The market trader faces the same forces and he does it in the same perilous atmosphere as O'Brian captain's, where shipwreck, foundering, enemies, sickness, bad seas, political favoritism, poorly constructed ships and mutiny are constant hazards.

The trader knows that the market is fated to do what it is going to do, regardless of the ephemeral factors that influence it from day to day. It will go up for example over many years, and especially during years when the earnings yield is much higher than the bond yield, but then it will go down to the point of least resistance of any major but weak players who can be stopped out. The nature of the market is not only the influence of weather, hurricanes, floods and tsunamis, but there are also the political factors that are known to the powers that be. The struggle of the trader is with other traders on the other side of each trade. It is a less than zero sum game where much is taken off the top by friction, and those with superior maneuverability and liquidity. The only way around that is to go with the drift and to stay within ones means.

The trader's worst enemy is himself, so he must always conquer his emotions and his weakness, for example not selling at the point when the decline is steepest, or not pyramiding and getting in over his head when the market is strongest. The political backdrop is the war against society that the trader must fathom. There is the constant battle between the political parties to make things look good or bad so that they can get re-elected, all within the backdrop of plucking the geese with the least amount of hissing.

As the war between man and woman, the market mistress is that woman, and she always has something new to throw at you to maximize your foundering and uncertainty so that she can keep the feeding chain working.

The book has an excellent chapter on the world that Jack knew, which describes all the wars, coalitions, trade, politics and economic forces that Jack faced. It is essential for understanding why the British navy was involved in each of its activities.
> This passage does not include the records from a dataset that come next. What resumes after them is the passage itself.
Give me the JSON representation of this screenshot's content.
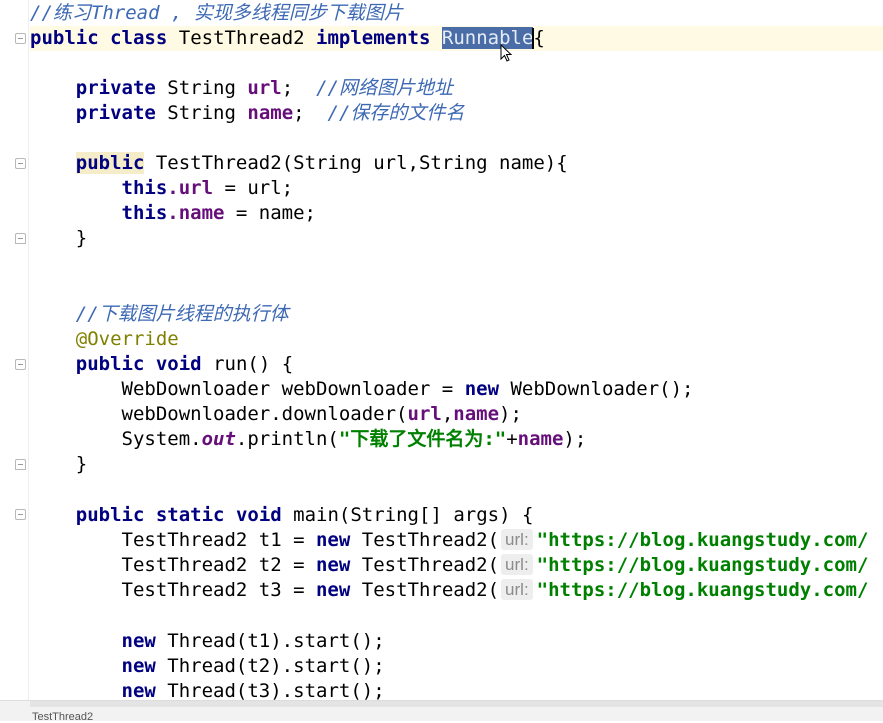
{
  "editor": {
    "file_tab": "TestThread2",
    "comment_header": "//练习Thread , 实现多线程同步下载图片",
    "decl": {
      "kw_public": "public",
      "kw_class": "class",
      "class_name": "TestThread2",
      "kw_implements": "implements",
      "iface": "Runnable",
      "brace": "{"
    },
    "field_url": {
      "kw": "private",
      "type": "String",
      "name": "url",
      "semi": ";",
      "comment": "//网络图片地址"
    },
    "field_name": {
      "kw": "private",
      "type": "String",
      "name": "name",
      "semi": ";",
      "comment": "//保存的文件名"
    },
    "ctor": {
      "kw": "public",
      "sig": "TestThread2(String url,String name){"
    },
    "ctor_body1": {
      "kw_this": "this",
      "dot_field": ".url",
      "rest": " = url;"
    },
    "ctor_body2": {
      "kw_this": "this",
      "dot_field": ".name",
      "rest": " = name;"
    },
    "close_brace": "}",
    "comment_run": "//下载图片线程的执行体",
    "annotation": "@Override",
    "run_sig": {
      "kw_public": "public",
      "kw_void": "void",
      "rest": "run() {"
    },
    "run_body1": {
      "pre": "WebDownloader webDownloader = ",
      "kw_new": "new",
      "post": "WebDownloader();"
    },
    "run_body2": {
      "pre": "webDownloader.downloader(",
      "arg1": "url",
      "comma": ",",
      "arg2": "name",
      "post": ");"
    },
    "run_body3": {
      "pre": "System.",
      "static_field": "out",
      "mid": ".println(",
      "str": "\"下载了文件名为:\"",
      "plus": "+",
      "arg": "name",
      "post": ");"
    },
    "main_sig": {
      "kw_public": "public",
      "kw_static": "static",
      "kw_void": "void",
      "rest": "main(String[] args) {"
    },
    "main_t1": {
      "pre": "TestThread2 t1 = ",
      "kw_new": "new",
      "ctor": "TestThread2(",
      "hint": "url:",
      "str": "\"https://blog.kuangstudy.com/"
    },
    "main_t2": {
      "pre": "TestThread2 t2 = ",
      "kw_new": "new",
      "ctor": "TestThread2(",
      "hint": "url:",
      "str": "\"https://blog.kuangstudy.com/"
    },
    "main_t3": {
      "pre": "TestThread2 t3 = ",
      "kw_new": "new",
      "ctor": "TestThread2(",
      "hint": "url:",
      "str": "\"https://blog.kuangstudy.com/"
    },
    "start1": {
      "kw_new": "new",
      "rest": "Thread(t1).start();"
    },
    "start2": {
      "kw_new": "new",
      "rest": "Thread(t2).start();"
    },
    "start3": {
      "kw_new": "new",
      "rest": "Thread(t3).start();"
    }
  }
}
It also has a very nice discussion on the industrial revolution and how this changed the locus of power from merchants to manufacturers, and its effect on the East India company and the power structure.

The next chapter talks about England itself, its population growth, its trade, its allies, its relations with colonies, the strength of its navy and its relationship with the army, the administration of the navy, the system of impressment, life on board a ship as well as on land (an area where Jack was as inept as he was an expert at sea). There is a detailed chapter on the construction and equipment in O'Brian's navy with numerous helpful diagrams that are a great aid to any who are not nautically trained and wish to understand what is going on in the nitty gritty of the ship.

The next chapter describes what life on board the ship was, and what the incentives and working conditions were like. Finally, there is a chapter on the tactics of battle, the achievements of Britain, the conventions of battle, the methods of communication, the tactics of blockade, the relative strength of the various combatants, the obligatory discussion of Nelson's accomplishments and abilities and the condition of the equipment they had to work with. There are three case studies of a fleet action: The Battle of Cape St. Vincent where Nelson's Master stroke in preventing the enemy's escape is detailed; a single ship action that the English lost in the Battle of Lake Erie against the United States' Admiral Oliver Perry; and the Walcheren Expedition where the English besieged Dutch ports for strategic advantage.

I found the book the ideal companion to improve my understanding of the times that O'Brian wrote about. I found that when reading of the sorrows, and hopes of the men he wrote about I came away with a much greater feeling and awareness. As the famous book review from the New York Times said:

Although the times change , people do not, the grief and follies of these men and women who were here before us are in fact the maps of our own lives

No group will find O'Brian's 'map' more accurate to their own lives than traders.